--- TO DO ---
Exact copy, pictures excluded: please retype every record below.

--- TASK INPUT Enclosed Below ---

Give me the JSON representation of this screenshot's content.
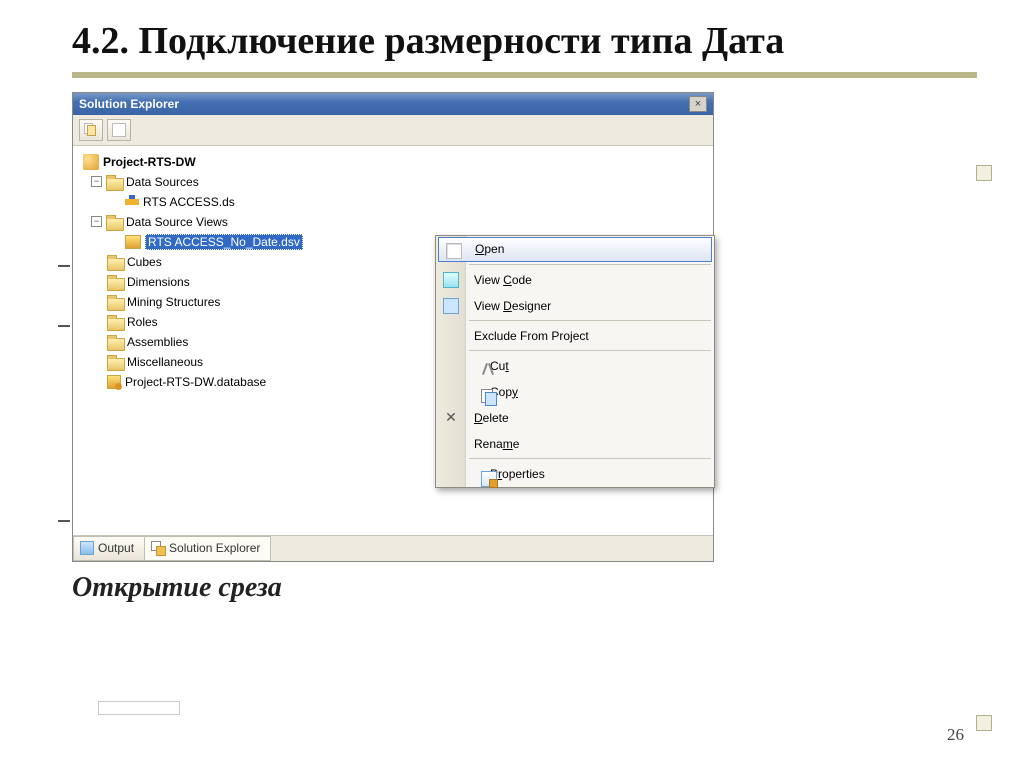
{
  "slide": {
    "heading": "4.2. Подключение размерности типа Дата",
    "caption": "Открытие среза",
    "page_number": "26"
  },
  "panel": {
    "title": "Solution Explorer"
  },
  "tree": {
    "project": "Project-RTS-DW",
    "nodes": [
      {
        "label": "Data Sources",
        "expanded": true,
        "children": [
          {
            "label": "RTS ACCESS.ds"
          }
        ]
      },
      {
        "label": "Data Source Views",
        "expanded": true,
        "children": [
          {
            "label": "RTS ACCESS_No_Date.dsv",
            "selected": true
          }
        ]
      },
      {
        "label": "Cubes"
      },
      {
        "label": "Dimensions"
      },
      {
        "label": "Mining Structures"
      },
      {
        "label": "Roles"
      },
      {
        "label": "Assemblies"
      },
      {
        "label": "Miscellaneous"
      },
      {
        "label": "Project-RTS-DW.database",
        "fileicon": true
      }
    ]
  },
  "tabs": {
    "output": "Output",
    "solution_explorer": "Solution Explorer"
  },
  "menu": {
    "open": "Open",
    "view_code": "View Code",
    "view_designer": "View Designer",
    "exclude": "Exclude From Project",
    "cut": "Cut",
    "copy": "Copy",
    "delete": "Delete",
    "rename": "Rename",
    "properties": "Properties"
  }
}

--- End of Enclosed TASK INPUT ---

--- ANSWER FOR THIS EXERCISE ---
Give me the JSON representation of this screenshot's content.
{
  "slide": {
    "heading": "4.2. Подключение размерности типа Дата",
    "caption": "Открытие среза",
    "page_number": "26"
  },
  "panel": {
    "title": "Solution Explorer"
  },
  "tree": {
    "project": "Project-RTS-DW",
    "nodes": [
      {
        "label": "Data Sources",
        "expanded": true,
        "children": [
          {
            "label": "RTS ACCESS.ds"
          }
        ]
      },
      {
        "label": "Data Source Views",
        "expanded": true,
        "children": [
          {
            "label": "RTS ACCESS_No_Date.dsv",
            "selected": true
          }
        ]
      },
      {
        "label": "Cubes"
      },
      {
        "label": "Dimensions"
      },
      {
        "label": "Mining Structures"
      },
      {
        "label": "Roles"
      },
      {
        "label": "Assemblies"
      },
      {
        "label": "Miscellaneous"
      },
      {
        "label": "Project-RTS-DW.database",
        "fileicon": true
      }
    ]
  },
  "tabs": {
    "output": "Output",
    "solution_explorer": "Solution Explorer"
  },
  "menu": {
    "open": "Open",
    "view_code": "View Code",
    "view_designer": "View Designer",
    "exclude": "Exclude From Project",
    "cut": "Cut",
    "copy": "Copy",
    "delete": "Delete",
    "rename": "Rename",
    "properties": "Properties"
  }
}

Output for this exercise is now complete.